China's overwhelming manufacturing cost advantage over the U.S. is shrinking fast.  Within five years, a Boston Consultanting Group analysis concludes, rising Chinese wages, higher U.S. productivity, a weaker dollar, and other factors will virtually close the cost gap between the U.S. and China for many goods consumed in North America. Categories: Current State of Manufacturing, Capital and Cost, Global Competitiveness

Who Creates Jobs? Small vs. Large vs. Young*- August 2011 There’s been a long, sometimes heated, debate on the role of firm size in employment growth. Despite skepticism in the academic community, the notion that growth is negatively related to firm size remains appealing to policymakers and small business advocates. The widespread and repeated claim from this community is that most new jobs are created by small businesses. Using data from the Census Bureau Business Dynamics Statistics and Longitudinal Business Database, this report explores the many issues regarding the role of firm size and growth that have been at the core of this ongoing debate (such as the role of regression to the mean). The study finds that the relationship between firm size and employment growth is sensitive to these issues. However, their main finding is that once they control for firm age there is no systematic relationship between firm size and growth. The findings highlight the important role of business startups and young businesses in U.S. job creation. Business startups contribute substantially to both gross and net job creation. In addition, the study finds an “up or out” dynamic of young firms. These findings imply that it is critical to control for and understand the role of firm age in explaining U.S. job creation. Categories: Capital and Cost, Innovation, Education and Workforce

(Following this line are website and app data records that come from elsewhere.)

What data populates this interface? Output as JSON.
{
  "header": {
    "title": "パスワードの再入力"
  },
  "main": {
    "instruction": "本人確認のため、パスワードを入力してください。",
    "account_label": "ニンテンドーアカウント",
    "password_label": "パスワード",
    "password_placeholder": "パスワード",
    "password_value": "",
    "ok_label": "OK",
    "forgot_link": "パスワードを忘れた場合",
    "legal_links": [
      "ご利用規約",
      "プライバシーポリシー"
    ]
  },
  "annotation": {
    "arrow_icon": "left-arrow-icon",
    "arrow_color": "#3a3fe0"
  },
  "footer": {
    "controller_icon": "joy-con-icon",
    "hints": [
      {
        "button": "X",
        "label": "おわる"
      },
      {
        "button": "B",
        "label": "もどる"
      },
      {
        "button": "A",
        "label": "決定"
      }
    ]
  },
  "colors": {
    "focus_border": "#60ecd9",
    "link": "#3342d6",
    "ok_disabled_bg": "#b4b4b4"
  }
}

Growth Through Innovation:  Building a Long-Term Strategy for Growth through Innovation - May 2011
History has amply demonstrated that innovation in the public and private sectors is the most important key to long-term U.S. prosperity and economic competitiveness. Yet in the United States today, innovation is at risk of stalling just at a time when rising international competition is on the upswing and the U.S. economy is still reeling from a deep recession.  Priorities for action start with turning three deficits—budget, investment/savings and trade—into surpluses.  This will require action by the public sector—to provide tax credits for innovation and more forward-thinking trade policies, for example—and the private sector, including businesses, universities and private research firms that reward education and job skills. Categories: Innovation, Capital and Cost, Global CompetitivenessEducation and Workforce, Regulatory and Policy Recommendations


The Manufacturing Mandate: A National Manufacturing Strategy to Help Rebuild and Strengthen the U.S. Manufacturing Sector - August 2010
Quick and easy read provides a consensus scan of trade associations that focuses on: Incentivize innovation and R&D; assure availability of capital; increase global competitiveness; minimize structural cost burdens; enhance collaboration; “smartforce” for talent. Categories: Capital and Cost, Innovation, Global Competitiveness, Education and Workforce, Regulatory and Policy Recommendations

Manufacturing Resurgence- A Must for US Prosperity - January 2010
Scans the variety of challenges and strategy options from a trade association perspective. Categories: Capital and Cost, Global Competitiveness, Regulatory and Policy Recommendations, Productivity